Need I ask if the Savior finds joy in what He does? Assuming He does, where do you think it comes from? It certainly does not come because He got His own way with things in mortality. He wasn’t happy in mortality because He got to call the shots and make everyone jump through hoops for His personal pleasure. He knew that the greatest joy comes from serving others, and being obedient to the instructions given by our Father in Heaven.
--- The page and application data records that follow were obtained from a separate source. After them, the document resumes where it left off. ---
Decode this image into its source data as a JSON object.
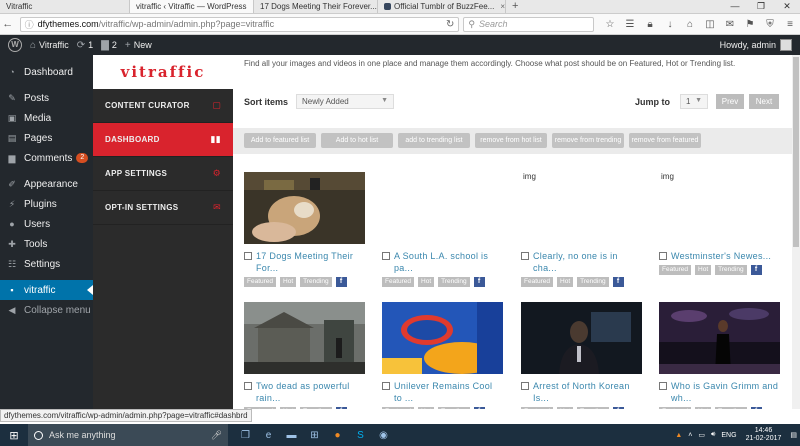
{
  "browser": {
    "tabs": [
      {
        "label": "Vitraffic",
        "active": false
      },
      {
        "label": "vitraffic ‹ Vitraffic — WordPress",
        "active": true
      },
      {
        "label": "17 Dogs Meeting Their Forever...",
        "active": false
      },
      {
        "label": "Official Tumblr of BuzzFee...",
        "active": false
      }
    ],
    "url_host": "dfythemes.com",
    "url_path": "/vitraffic/wp-admin/admin.php?page=vitraffic",
    "search_placeholder": "Search"
  },
  "adminbar": {
    "site_name": "Vitraffic",
    "updates_count": "1",
    "comments_count": "2",
    "new_label": "New",
    "howdy": "Howdy, admin"
  },
  "wp_menu": {
    "dashboard": "Dashboard",
    "posts": "Posts",
    "media": "Media",
    "pages": "Pages",
    "comments": "Comments",
    "comments_badge": "2",
    "appearance": "Appearance",
    "plugins": "Plugins",
    "users": "Users",
    "tools": "Tools",
    "settings": "Settings",
    "vitraffic": "vitraffic",
    "collapse": "Collapse menu"
  },
  "plugin": {
    "logo": "vitraffic",
    "menu": [
      {
        "label": "CONTENT CURATOR",
        "icon": "file-icon"
      },
      {
        "label": "DASHBOARD",
        "icon": "chart-icon"
      },
      {
        "label": "APP SETTINGS",
        "icon": "gear-icon"
      },
      {
        "label": "OPT-IN SETTINGS",
        "icon": "envelope-icon"
      }
    ]
  },
  "main": {
    "intro": "Find all your images and videos in one place and manage them accordingly. Choose what post should be on Featured, Hot or Trending list.",
    "sort_label": "Sort items",
    "sort_value": "Newly Added",
    "jump_label": "Jump to",
    "jump_value": "1",
    "prev": "Prev",
    "next": "Next",
    "actions": [
      "Add to featured list",
      "Add to hot list",
      "add to trending list",
      "remove from hot list",
      "remove from trending",
      "remove from featured"
    ],
    "tags": {
      "featured": "Featured",
      "hot": "Hot",
      "trending": "Trending",
      "fb": "f"
    },
    "cards": [
      {
        "title": "17 Dogs Meeting Their For...",
        "image": "dog-photo"
      },
      {
        "title": "A South L.A. school is pa...",
        "image": "blank"
      },
      {
        "title": "Clearly, no one is in cha...",
        "image": "broken",
        "alt": "img"
      },
      {
        "title": "Westminster's Newes...",
        "image": "broken",
        "alt": "img"
      },
      {
        "title": "Two dead as powerful rain...",
        "image": "storm-photo"
      },
      {
        "title": "Unilever Remains Cool to ...",
        "image": "kraft-photo"
      },
      {
        "title": "Arrest of North Korean Is...",
        "image": "anchor-photo"
      },
      {
        "title": "Who is Gavin Grimm and wh...",
        "image": "stage-photo"
      }
    ]
  },
  "status_url": "dfythemes.com/vitraffic/wp-admin/admin.php?page=vitraffic#dashbrd",
  "taskbar": {
    "search_placeholder": "Ask me anything",
    "lang": "ENG",
    "time": "14:46",
    "date": "21-02-2017"
  },
  "colors": {
    "wp_dark": "#23282d",
    "wp_blue": "#0073aa",
    "brand_red": "#d9232d",
    "link_blue": "#3a87ad",
    "fb_blue": "#3b5998"
  }
}
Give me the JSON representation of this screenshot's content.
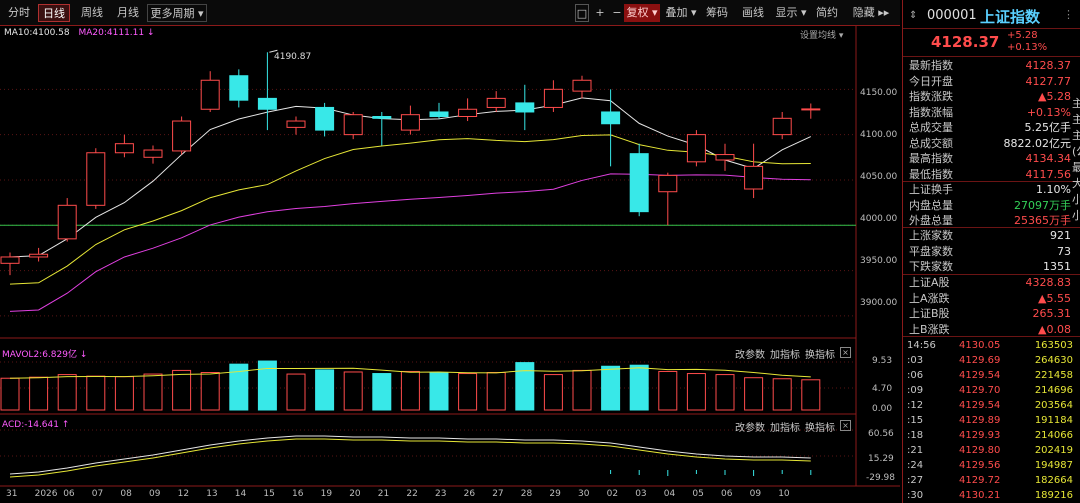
{
  "toolbar": {
    "periods": [
      "分时",
      "日线",
      "周线",
      "月线",
      "更多周期 ▾"
    ],
    "active_period": "日线",
    "icons": [
      "□",
      "+",
      "−"
    ],
    "adjust": "复权 ▾",
    "items": [
      "叠加 ▾",
      "筹码",
      "画线",
      "显示 ▾",
      "简约",
      "隐藏 ▸▸"
    ]
  },
  "ma": {
    "ma10": "MA10:4100.58",
    "ma20": "MA20:4111.11 ↓"
  },
  "settings_label": "设置均线 ▾",
  "high_marker": "4190.87",
  "y_axis_main": [
    "4150.00",
    "4100.00",
    "4050.00",
    "4000.00",
    "3950.00",
    "3900.00"
  ],
  "vol_panel": {
    "label": "MAVOL2:6.829亿 ↓",
    "y": [
      "9.53",
      "4.70",
      "0.00"
    ],
    "buttons": [
      "改参数",
      "加指标",
      "换指标"
    ]
  },
  "macd_panel": {
    "label": "ACD:-14.641 ↑",
    "y": [
      "60.56",
      "15.29",
      "-29.98"
    ],
    "buttons": [
      "改参数",
      "加指标",
      "换指标"
    ]
  },
  "x_labels": [
    "31",
    "2026",
    "06",
    "07",
    "08",
    "09",
    "12",
    "13",
    "14",
    "15",
    "16",
    "19",
    "20",
    "21",
    "22",
    "23",
    "26",
    "27",
    "28",
    "29",
    "30",
    "02",
    "03",
    "04",
    "05",
    "06",
    "09",
    "10"
  ],
  "chart_data": {
    "type": "candlestick",
    "candles": [
      {
        "o": 3958,
        "h": 3970,
        "l": 3945,
        "c": 3965
      },
      {
        "o": 3965,
        "h": 3975,
        "l": 3960,
        "c": 3968
      },
      {
        "o": 3985,
        "h": 4030,
        "l": 3982,
        "c": 4022
      },
      {
        "o": 4022,
        "h": 4085,
        "l": 4018,
        "c": 4080
      },
      {
        "o": 4080,
        "h": 4100,
        "l": 4075,
        "c": 4090
      },
      {
        "o": 4075,
        "h": 4088,
        "l": 4068,
        "c": 4083
      },
      {
        "o": 4082,
        "h": 4120,
        "l": 4078,
        "c": 4115
      },
      {
        "o": 4128,
        "h": 4170,
        "l": 4125,
        "c": 4160
      },
      {
        "o": 4165,
        "h": 4172,
        "l": 4130,
        "c": 4138
      },
      {
        "o": 4140,
        "h": 4190.87,
        "l": 4105,
        "c": 4128
      },
      {
        "o": 4108,
        "h": 4120,
        "l": 4100,
        "c": 4115
      },
      {
        "o": 4130,
        "h": 4135,
        "l": 4098,
        "c": 4105
      },
      {
        "o": 4100,
        "h": 4125,
        "l": 4095,
        "c": 4122
      },
      {
        "o": 4120,
        "h": 4125,
        "l": 4088,
        "c": 4118
      },
      {
        "o": 4105,
        "h": 4132,
        "l": 4100,
        "c": 4122
      },
      {
        "o": 4125,
        "h": 4135,
        "l": 4118,
        "c": 4120
      },
      {
        "o": 4120,
        "h": 4140,
        "l": 4115,
        "c": 4128
      },
      {
        "o": 4130,
        "h": 4148,
        "l": 4125,
        "c": 4140
      },
      {
        "o": 4135,
        "h": 4155,
        "l": 4105,
        "c": 4125
      },
      {
        "o": 4130,
        "h": 4160,
        "l": 4125,
        "c": 4150
      },
      {
        "o": 4148,
        "h": 4165,
        "l": 4140,
        "c": 4160
      },
      {
        "o": 4125,
        "h": 4150,
        "l": 4065,
        "c": 4112
      },
      {
        "o": 4079,
        "h": 4090,
        "l": 4010,
        "c": 4015
      },
      {
        "o": 4037,
        "h": 4058,
        "l": 4000,
        "c": 4055
      },
      {
        "o": 4070,
        "h": 4105,
        "l": 4065,
        "c": 4100
      },
      {
        "o": 4072,
        "h": 4090,
        "l": 4060,
        "c": 4078
      },
      {
        "o": 4040,
        "h": 4090,
        "l": 4030,
        "c": 4065
      },
      {
        "o": 4100,
        "h": 4125,
        "l": 4095,
        "c": 4118
      },
      {
        "o": 4127.77,
        "h": 4134.34,
        "l": 4117.56,
        "c": 4128.37
      }
    ],
    "ylim": [
      3880,
      4200
    ]
  },
  "quote": {
    "code": "000001",
    "name": "上证指数",
    "price": "4128.37",
    "change": "+5.28",
    "pct": "+0.13%",
    "rows1": [
      {
        "k": "最新指数",
        "v": "4128.37",
        "c": "red"
      },
      {
        "k": "今日开盘",
        "v": "4127.77",
        "c": "red"
      },
      {
        "k": "指数涨跌",
        "v": "▲5.28",
        "c": "red"
      },
      {
        "k": "指数涨幅",
        "v": "+0.13%",
        "c": "red"
      },
      {
        "k": "总成交量",
        "v": "5.25亿手",
        "c": "white"
      },
      {
        "k": "总成交额",
        "v": "8822.02亿元",
        "c": "white"
      },
      {
        "k": "最高指数",
        "v": "4134.34",
        "c": "red"
      },
      {
        "k": "最低指数",
        "v": "4117.56",
        "c": "red"
      }
    ],
    "rows2": [
      {
        "k": "上证换手",
        "v": "1.10%",
        "c": "white"
      },
      {
        "k": "内盘总量",
        "v": "27097万手",
        "c": "green"
      },
      {
        "k": "外盘总量",
        "v": "25365万手",
        "c": "red"
      }
    ],
    "rows3": [
      {
        "k": "上涨家数",
        "v": "921",
        "c": "white"
      },
      {
        "k": "平盘家数",
        "v": "73",
        "c": "white"
      },
      {
        "k": "下跌家数",
        "v": "1351",
        "c": "white"
      }
    ],
    "rows4": [
      {
        "k": "上证A股",
        "v": "4328.83",
        "c": "red"
      },
      {
        "k": "上A涨跌",
        "v": "▲5.55",
        "c": "red"
      },
      {
        "k": "上证B股",
        "v": "265.31",
        "c": "red"
      },
      {
        "k": "上B涨跌",
        "v": "▲0.08",
        "c": "red"
      }
    ],
    "ticks": [
      {
        "t": "14:56",
        "p": "4130.05",
        "v": "163503"
      },
      {
        "t": ":03",
        "p": "4129.69",
        "v": "264630"
      },
      {
        "t": ":06",
        "p": "4129.54",
        "v": "221458"
      },
      {
        "t": ":09",
        "p": "4129.70",
        "v": "214696"
      },
      {
        "t": ":12",
        "p": "4129.54",
        "v": "203564"
      },
      {
        "t": ":15",
        "p": "4129.89",
        "v": "191184"
      },
      {
        "t": ":18",
        "p": "4129.93",
        "v": "214066"
      },
      {
        "t": ":21",
        "p": "4129.80",
        "v": "202419"
      },
      {
        "t": ":24",
        "p": "4129.56",
        "v": "194987"
      },
      {
        "t": ":27",
        "p": "4129.72",
        "v": "182664"
      },
      {
        "t": ":30",
        "p": "4130.21",
        "v": "189216"
      }
    ]
  }
}
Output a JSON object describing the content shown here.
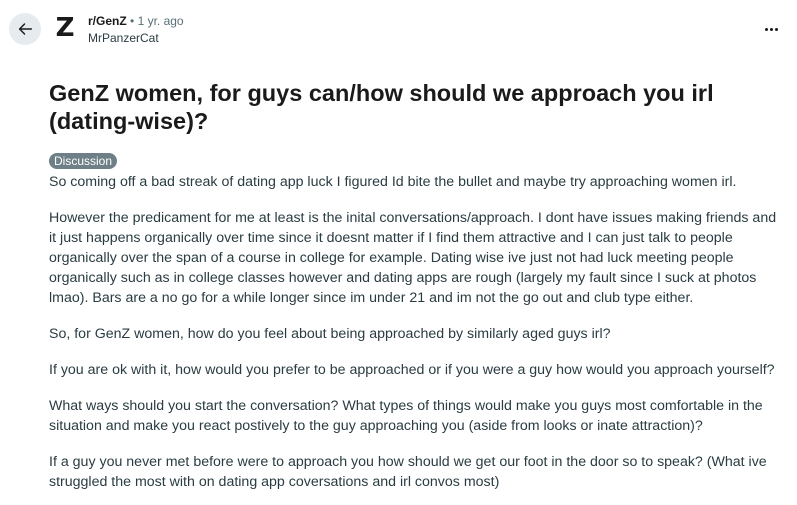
{
  "header": {
    "back_icon": "arrow-left-icon",
    "subreddit_avatar_glyph": "Z",
    "subreddit": "r/GenZ",
    "separator": "•",
    "time_ago": "1 yr. ago",
    "author": "MrPanzerCat",
    "more_icon": "ellipsis-horizontal-icon"
  },
  "post": {
    "title": "GenZ women, for guys can/how should we approach you irl (dating-wise)?",
    "flair": "Discussion",
    "flair_color": "#6e7f87",
    "paragraphs": [
      "So coming off a bad streak of dating app luck I figured Id bite the bullet and maybe try approaching women irl.",
      "However the predicament for me at least is the inital conversations/approach. I dont have issues making friends and it just happens organically over time since it doesnt matter if I find them attractive and I can just talk to people organically over the span of a course in college for example. Dating wise ive just not had luck meeting people organically such as in college classes however and dating apps are rough (largely my fault since I suck at photos lmao). Bars are a no go for a while longer since im under 21 and im not the go out and club type either.",
      "So, for GenZ women, how do you feel about being approached by similarly aged guys irl?",
      "If you are ok with it, how would you prefer to be approached or if you were a guy how would you approach yourself?",
      "What ways should you start the conversation? What types of things would make you guys most comfortable in the situation and make you react postively to the guy approaching you (aside from looks or inate attraction)?",
      "If a guy you never met before were to approach you how should we get our foot in the door so to speak? (What ive struggled the most with on dating app coversations and irl convos most)"
    ]
  }
}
His constant reminder to one and all was that He only did what the Father commanded Him to do. He waited on the Lord in all things, trusting that our Father had His best interests at heart. This includes the times of His greatest suffering in Gethsemane and on the cross. He knew that was what the Lord wanted Him to do, so he was willing to obey and wait upon God, no matter what it cost Him personally. He trusted that the higher ways of the Lord would bring not only Him happiness in the end, but all of us happiness as well.
Patience is indeed a virtue, one that takes trials and tribulations to develop. But it is difficult to cultivate a virtue by stumbling blindly through the dark. Look for those times when you are inconvenienced or are put upon by someone else and are unjustly treated. Try to act like you think the Lord would act faced with the same situation.
When we take our sufferings and sorrows to the Lord in prayer, He will send the Spirit to comfort us. He also gives us, through that same Spirit, added strength to endure and endure well. We will learn to trust the Lord, learn to trust over long periods of time, learn to serve others in order to increase our own joy, and learn to find grateful hearts for God’s personal patience in our own weaknesses.
It is true that weeping may endure for a night, but joy cometh in the morning (Psalm 30:5). Patience works because those who learn to wait upon the Lord, who learn patience, can wait until the dawn breaks without giving in to the darkness of despair. Life will show us that patience leads to great blessings, we just need to learn to trust in God, or in other words “be still, and know that [He is] God.”
About Kelly P. Merrill
Kelly Merrill is semi retired and writes for https://gospelstudy.us. He lives with his wife in Idaho. His strength is being able to take difficult to understand subjects and break them down into understandable parts. He delights in writing about the gospel of Christ. Writing about the gospel is his personal missionary work to the members of the Church and to those of other faiths who are wanting to know more about Christ's gospel and His Church.